How do you think it would feel to be raised knowing that your body was going to be harvested, even if it was for a God? In the novel Unwind by Neal Shusterman, one of the characters changes drastically throughout the book. The book takes place in a future dystopian society where unwinding, a process where children between the ages of 13 and 18 have their body parts are harvested and sold as replacement body parts to other humans, is now a normal part of society. Three runaway unwinds go on a journey to fight for their lives. One of the main characters, Lev, develops greatly throughout the novel by firstly being a holy tithe, then questioning his faith, and eventually realizing that his purpose in life is not to be a tithe.
At the beginning of the novel, Lev is a tithe and believes that it is his destiny to let himself be unwound. He doesn’t believe in doing the wrong thing and tries his best to be ...view middle of the document...
As Lev continues on with Connor and Risa, he starts thinking about his situation. Eventually, he meets Cy-fi who changes his entire perspective on the process of unwinding, or on tithing to be exact. As Cy-fi has a mental breakdown caused by the body part he shares with an unwind named Tyler, Lev completely disregards what he previously thought about unwinding. He knows that this has changed him, stating, “He knows he’s been changed by this moment, transformed in some deep and frightening way (193).” He now knows that what he previously thought about God and religion in his old life isn’t how life is truly supposed to be. Although he is coming to terms with this revelation, Lev is still torn between believing what he has always known or believing what he is slowly starting to learn.
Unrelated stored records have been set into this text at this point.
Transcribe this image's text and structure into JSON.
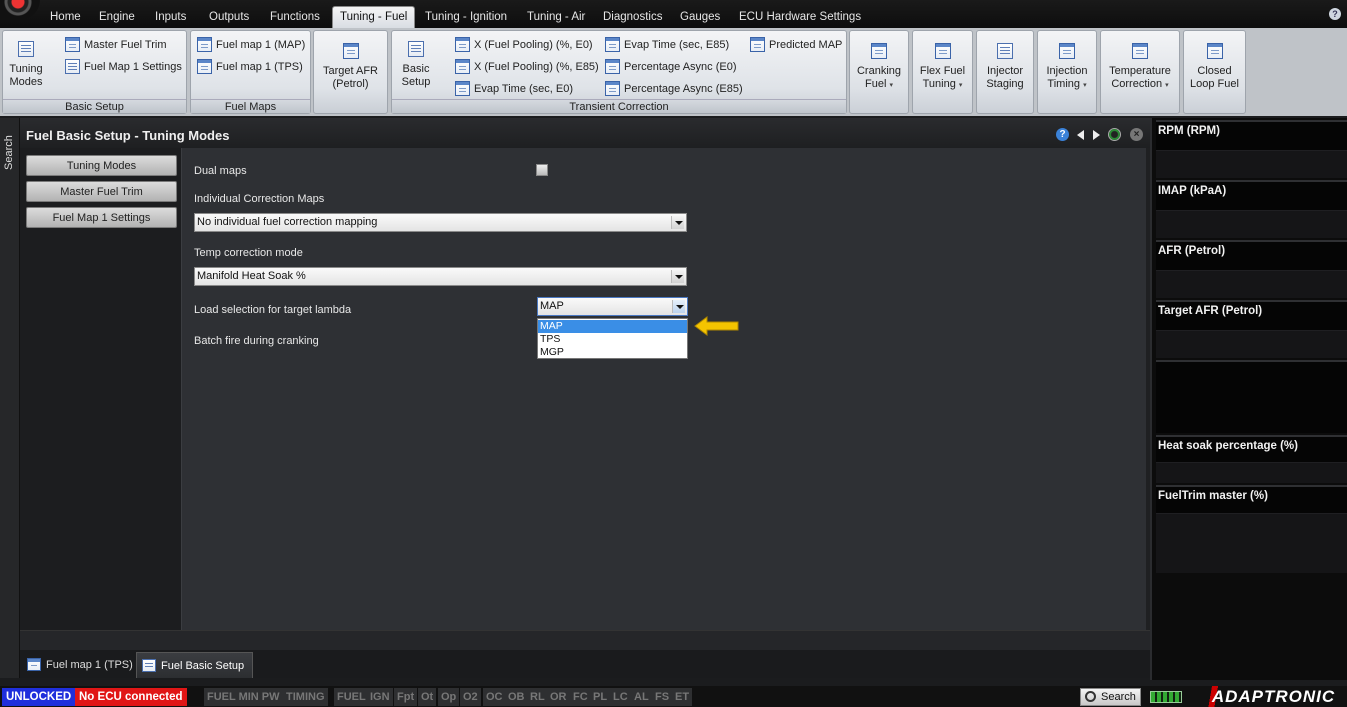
{
  "menu": {
    "tabs": [
      "Home",
      "Engine",
      "Inputs",
      "Outputs",
      "Functions",
      "Tuning - Fuel",
      "Tuning - Ignition",
      "Tuning - Air",
      "Diagnostics",
      "Gauges",
      "ECU Hardware Settings"
    ],
    "active_tab": "Tuning - Fuel",
    "help_icon": "?"
  },
  "ribbon": {
    "basic_setup": {
      "label": "Basic Setup",
      "tuning_modes": [
        "Tuning",
        "Modes"
      ],
      "master_fuel_trim": "Master Fuel Trim",
      "fuel_map_1_settings": "Fuel Map 1 Settings"
    },
    "fuel_maps": {
      "label": "Fuel Maps",
      "map": "Fuel map 1 (MAP)",
      "tps": "Fuel map 1 (TPS)"
    },
    "target_afr": [
      "Target AFR",
      "(Petrol)"
    ],
    "transient": {
      "label": "Transient Correction",
      "basic_setup": [
        "Basic",
        "Setup"
      ],
      "items": [
        "X (Fuel Pooling) (%, E0)",
        "X (Fuel Pooling) (%, E85)",
        "Evap Time (sec, E0)",
        "Evap Time (sec, E85)",
        "Percentage Async (E0)",
        "Percentage Async (E85)",
        "Predicted MAP"
      ]
    },
    "cranking_fuel": [
      "Cranking",
      "Fuel"
    ],
    "flex_fuel": [
      "Flex Fuel",
      "Tuning"
    ],
    "injector_staging": [
      "Injector",
      "Staging"
    ],
    "injection_timing": [
      "Injection",
      "Timing"
    ],
    "temperature_correction": [
      "Temperature",
      "Correction"
    ],
    "closed_loop": [
      "Closed",
      "Loop Fuel"
    ],
    "dropdown_caret": "▾"
  },
  "sidebar": {
    "search_label": "Search"
  },
  "panel": {
    "title": "Fuel Basic Setup - Tuning Modes",
    "help_icon": "?",
    "close_icon": "×",
    "nav": [
      "Tuning Modes",
      "Master Fuel Trim",
      "Fuel Map 1 Settings"
    ],
    "form": {
      "dual_maps": "Dual maps",
      "individual_correction_maps": "Individual Correction Maps",
      "individual_correction_value": "No individual fuel correction mapping",
      "temp_correction_mode": "Temp correction mode",
      "temp_correction_value": "Manifold Heat Soak %",
      "load_selection": "Load selection for target lambda",
      "load_selection_value": "MAP",
      "load_selection_options": [
        "MAP",
        "TPS",
        "MGP"
      ],
      "batch_fire": "Batch fire during cranking"
    },
    "bottom_tabs": [
      "Fuel map 1 (TPS)",
      "Fuel Basic Setup"
    ]
  },
  "gauges": [
    "RPM (RPM)",
    "IMAP  (kPaA)",
    "AFR (Petrol)",
    "Target AFR (Petrol)",
    "",
    "Heat soak percentage (%)",
    "FuelTrim master (%)"
  ],
  "status": {
    "unlocked": "UNLOCKED",
    "ecu": "No ECU connected",
    "flags": [
      "FUEL MIN PW",
      "TIMING",
      "FUEL",
      "IGN",
      "Fpt",
      "Ot",
      "Op",
      "O2",
      "OC",
      "OB",
      "RL",
      "OR",
      "FC",
      "PL",
      "LC",
      "AL",
      "FS",
      "ET"
    ],
    "search": "Search",
    "brand": "ADAPTRONIC"
  },
  "colors": {
    "unlocked_bg": "#1f2fdc",
    "no_ecu_bg": "#e01616",
    "selection_blue": "#3a8ee6",
    "annotation_arrow": "#f4c400"
  }
}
After being a runaway unwind for some time, Lev has finally accepted that his life isn’t what he thought. He now know that he doesn’t have to be a tithe and give up his body parts, but keep hidden so that he isn’t caught and unwound. Lev isn’t the young, innocent boy he used to be and gets involved with a group of clappers who put his life in danger numerous times. In fact, Lev says himself, “These are the kinds of people his parents would hate. He could join them just out of spite, but that’s not enough… Lev realizes that there is more… Anger, but just not anger: a will to act on it as well (230).” The old Lev never would have gotten himself in a dangerous situation, but would be trying to find his way back to a harvest camp to complete his tithing. He’s finally broken free of the religious restraints that have held him his whole life and sees the world in his own way now.
As much as Lev changes throughout the book, he still stays the same person on the inside.
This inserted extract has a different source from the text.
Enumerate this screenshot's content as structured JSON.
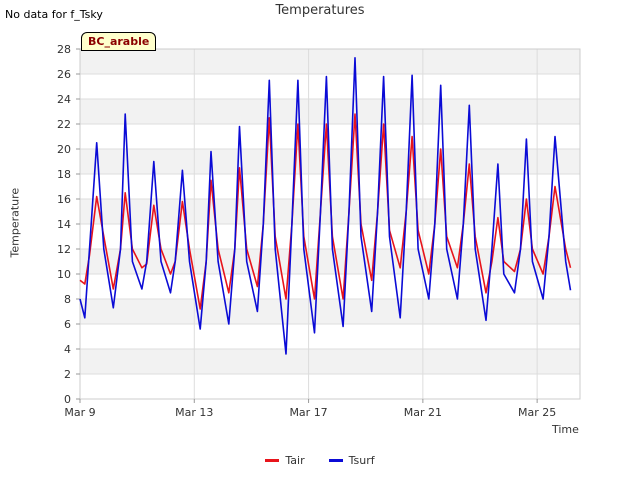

Lev’s journey is one of self discovery that all people can learn from, child or adult. Instead of always believing what you’re told and what you grow up around, go out and discover the world through your own eyes. Things aren’t always what they seem, just like being unwound isn’t.